In your answer, repeat each line of the data exactly.

***

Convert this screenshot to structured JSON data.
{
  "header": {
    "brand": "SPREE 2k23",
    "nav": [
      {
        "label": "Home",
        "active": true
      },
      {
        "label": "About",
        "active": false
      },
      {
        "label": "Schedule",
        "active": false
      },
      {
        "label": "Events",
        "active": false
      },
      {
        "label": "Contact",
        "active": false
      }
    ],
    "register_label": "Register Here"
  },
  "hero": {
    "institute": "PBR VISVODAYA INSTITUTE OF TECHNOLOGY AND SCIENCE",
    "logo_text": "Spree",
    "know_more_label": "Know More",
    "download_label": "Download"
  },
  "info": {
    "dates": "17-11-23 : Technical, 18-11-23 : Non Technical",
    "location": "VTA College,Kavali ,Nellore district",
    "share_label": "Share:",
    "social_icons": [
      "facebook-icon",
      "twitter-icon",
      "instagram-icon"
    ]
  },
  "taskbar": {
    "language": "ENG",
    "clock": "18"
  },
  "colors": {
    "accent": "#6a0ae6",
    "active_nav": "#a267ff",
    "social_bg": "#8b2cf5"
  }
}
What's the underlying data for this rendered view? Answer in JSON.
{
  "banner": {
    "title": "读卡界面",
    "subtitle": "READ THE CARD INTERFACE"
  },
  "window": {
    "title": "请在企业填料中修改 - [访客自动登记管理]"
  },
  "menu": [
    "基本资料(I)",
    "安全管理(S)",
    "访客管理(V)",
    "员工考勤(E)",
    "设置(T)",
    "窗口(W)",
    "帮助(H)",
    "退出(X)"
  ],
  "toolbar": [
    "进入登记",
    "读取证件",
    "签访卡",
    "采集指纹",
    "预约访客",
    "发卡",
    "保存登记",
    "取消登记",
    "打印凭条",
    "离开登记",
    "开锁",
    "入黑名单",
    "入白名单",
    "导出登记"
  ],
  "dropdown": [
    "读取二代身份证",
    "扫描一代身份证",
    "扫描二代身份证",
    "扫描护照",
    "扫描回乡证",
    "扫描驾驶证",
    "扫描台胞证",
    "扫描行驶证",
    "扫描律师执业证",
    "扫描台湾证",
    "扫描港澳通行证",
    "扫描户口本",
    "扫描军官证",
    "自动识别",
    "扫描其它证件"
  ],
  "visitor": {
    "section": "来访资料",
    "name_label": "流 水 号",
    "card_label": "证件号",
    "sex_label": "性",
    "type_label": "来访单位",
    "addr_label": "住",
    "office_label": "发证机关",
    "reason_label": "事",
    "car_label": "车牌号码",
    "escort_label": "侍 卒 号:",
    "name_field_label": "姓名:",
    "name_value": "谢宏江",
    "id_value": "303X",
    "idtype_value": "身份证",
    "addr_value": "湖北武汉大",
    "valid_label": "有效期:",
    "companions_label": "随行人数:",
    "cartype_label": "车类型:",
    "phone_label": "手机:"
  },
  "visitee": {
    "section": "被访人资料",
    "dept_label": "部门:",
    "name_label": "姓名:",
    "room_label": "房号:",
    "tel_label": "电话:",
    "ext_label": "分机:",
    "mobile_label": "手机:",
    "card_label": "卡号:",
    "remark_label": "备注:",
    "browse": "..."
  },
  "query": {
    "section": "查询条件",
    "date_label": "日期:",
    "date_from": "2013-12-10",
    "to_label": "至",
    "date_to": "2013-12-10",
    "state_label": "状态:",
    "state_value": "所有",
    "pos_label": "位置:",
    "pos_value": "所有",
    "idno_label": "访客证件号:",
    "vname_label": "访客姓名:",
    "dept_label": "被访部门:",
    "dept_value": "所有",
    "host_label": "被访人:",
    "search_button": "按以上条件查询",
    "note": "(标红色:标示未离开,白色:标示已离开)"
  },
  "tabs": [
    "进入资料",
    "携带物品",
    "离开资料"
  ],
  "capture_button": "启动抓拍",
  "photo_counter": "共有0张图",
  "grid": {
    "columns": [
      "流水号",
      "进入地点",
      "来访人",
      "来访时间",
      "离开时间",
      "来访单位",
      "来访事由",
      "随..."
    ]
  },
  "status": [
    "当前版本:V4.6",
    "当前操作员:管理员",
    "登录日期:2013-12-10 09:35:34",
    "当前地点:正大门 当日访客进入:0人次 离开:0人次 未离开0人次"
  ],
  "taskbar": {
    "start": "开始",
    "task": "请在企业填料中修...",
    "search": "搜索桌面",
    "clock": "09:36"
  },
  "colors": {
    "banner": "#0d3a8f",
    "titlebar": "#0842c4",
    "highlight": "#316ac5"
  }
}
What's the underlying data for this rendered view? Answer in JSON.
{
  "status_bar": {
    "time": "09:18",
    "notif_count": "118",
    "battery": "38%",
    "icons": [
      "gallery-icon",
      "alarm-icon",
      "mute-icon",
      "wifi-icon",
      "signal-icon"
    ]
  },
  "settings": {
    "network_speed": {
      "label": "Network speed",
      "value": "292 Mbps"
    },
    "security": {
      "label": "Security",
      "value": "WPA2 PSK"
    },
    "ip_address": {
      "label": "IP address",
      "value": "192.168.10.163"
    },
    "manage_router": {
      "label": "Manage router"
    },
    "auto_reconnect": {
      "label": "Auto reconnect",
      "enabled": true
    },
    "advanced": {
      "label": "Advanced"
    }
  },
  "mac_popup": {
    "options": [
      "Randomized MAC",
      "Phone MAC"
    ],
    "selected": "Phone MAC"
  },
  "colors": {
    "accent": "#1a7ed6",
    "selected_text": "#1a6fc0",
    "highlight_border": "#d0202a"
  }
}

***

• _RESULT FOR THIS EXERCISE_
Convert this screenshot to structured JSON data.
{
  "header": {
    "brand": "SPREE 2k23",
    "nav": [
      {
        "label": "Home",
        "active": true
      },
      {
        "label": "About",
        "active": false
      },
      {
        "label": "Schedule",
        "active": false
      },
      {
        "label": "Events",
        "active": false
      },
      {
        "label": "Contact",
        "active": false
      }
    ],
    "register_label": "Register Here"
  },
  "hero": {
    "institute": "PBR VISVODAYA INSTITUTE OF TECHNOLOGY AND SCIENCE",
    "logo_text": "Spree",
    "know_more_label": "Know More",
    "download_label": "Download"
  },
  "info": {
    "dates": "17-11-23 : Technical, 18-11-23 : Non Technical",
    "location": "VTA College,Kavali ,Nellore district",
    "share_label": "Share:",
    "social_icons": [
      "facebook-icon",
      "twitter-icon",
      "instagram-icon"
    ]
  },
  "taskbar": {
    "language": "ENG",
    "clock": "18"
  },
  "colors": {
    "accent": "#6a0ae6",
    "active_nav": "#a267ff",
    "social_bg": "#8b2cf5"
  }
}
What's the underlying data for this rendered view? Answer in JSON.
{
  "banner": {
    "title": "读卡界面",
    "subtitle": "READ THE CARD INTERFACE"
  },
  "window": {
    "title": "请在企业填料中修改 - [访客自动登记管理]"
  },
  "menu": [
    "基本资料(I)",
    "安全管理(S)",
    "访客管理(V)",
    "员工考勤(E)",
    "设置(T)",
    "窗口(W)",
    "帮助(H)",
    "退出(X)"
  ],
  "toolbar": [
    "进入登记",
    "读取证件",
    "签访卡",
    "采集指纹",
    "预约访客",
    "发卡",
    "保存登记",
    "取消登记",
    "打印凭条",
    "离开登记",
    "开锁",
    "入黑名单",
    "入白名单",
    "导出登记"
  ],
  "dropdown": [
    "读取二代身份证",
    "扫描一代身份证",
    "扫描二代身份证",
    "扫描护照",
    "扫描回乡证",
    "扫描驾驶证",
    "扫描台胞证",
    "扫描行驶证",
    "扫描律师执业证",
    "扫描台湾证",
    "扫描港澳通行证",
    "扫描户口本",
    "扫描军官证",
    "自动识别",
    "扫描其它证件"
  ],
  "visitor": {
    "section": "来访资料",
    "name_label": "流 水 号",
    "card_label": "证件号",
    "sex_label": "性",
    "type_label": "来访单位",
    "addr_label": "住",
    "office_label": "发证机关",
    "reason_label": "事",
    "car_label": "车牌号码",
    "escort_label": "侍 卒 号:",
    "name_field_label": "姓名:",
    "name_value": "谢宏江",
    "id_value": "303X",
    "idtype_value": "身份证",
    "addr_value": "湖北武汉大",
    "valid_label": "有效期:",
    "companions_label": "随行人数:",
    "cartype_label": "车类型:",
    "phone_label": "手机:"
  },
  "visitee": {
    "section": "被访人资料",
    "dept_label": "部门:",
    "name_label": "姓名:",
    "room_label": "房号:",
    "tel_label": "电话:",
    "ext_label": "分机:",
    "mobile_label": "手机:",
    "card_label": "卡号:",
    "remark_label": "备注:",
    "browse": "..."
  },
  "query": {
    "section": "查询条件",
    "date_label": "日期:",
    "date_from": "2013-12-10",
    "to_label": "至",
    "date_to": "2013-12-10",
    "state_label": "状态:",
    "state_value": "所有",
    "pos_label": "位置:",
    "pos_value": "所有",
    "idno_label": "访客证件号:",
    "vname_label": "访客姓名:",
    "dept_label": "被访部门:",
    "dept_value": "所有",
    "host_label": "被访人:",
    "search_button": "按以上条件查询",
    "note": "(标红色:标示未离开,白色:标示已离开)"
  },
  "tabs": [
    "进入资料",
    "携带物品",
    "离开资料"
  ],
  "capture_button": "启动抓拍",
  "photo_counter": "共有0张图",
  "grid": {
    "columns": [
      "流水号",
      "进入地点",
      "来访人",
      "来访时间",
      "离开时间",
      "来访单位",
      "来访事由",
      "随..."
    ]
  },
  "status": [
    "当前版本:V4.6",
    "当前操作员:管理员",
    "登录日期:2013-12-10 09:35:34",
    "当前地点:正大门 当日访客进入:0人次 离开:0人次 未离开0人次"
  ],
  "taskbar": {
    "start": "开始",
    "task": "请在企业填料中修...",
    "search": "搜索桌面",
    "clock": "09:36"
  },
  "colors": {
    "banner": "#0d3a8f",
    "titlebar": "#0842c4",
    "highlight": "#316ac5"
  }
}
What's the underlying data for this rendered view? Answer in JSON.
{
  "status_bar": {
    "time": "09:18",
    "notif_count": "118",
    "battery": "38%",
    "icons": [
      "gallery-icon",
      "alarm-icon",
      "mute-icon",
      "wifi-icon",
      "signal-icon"
    ]
  },
  "settings": {
    "network_speed": {
      "label": "Network speed",
      "value": "292 Mbps"
    },
    "security": {
      "label": "Security",
      "value": "WPA2 PSK"
    },
    "ip_address": {
      "label": "IP address",
      "value": "192.168.10.163"
    },
    "manage_router": {
      "label": "Manage router"
    },
    "auto_reconnect": {
      "label": "Auto reconnect",
      "enabled": true
    },
    "advanced": {
      "label": "Advanced"
    }
  },
  "mac_popup": {
    "options": [
      "Randomized MAC",
      "Phone MAC"
    ],
    "selected": "Phone MAC"
  },
  "colors": {
    "accent": "#1a7ed6",
    "selected_text": "#1a6fc0",
    "highlight_border": "#d0202a"
  }
}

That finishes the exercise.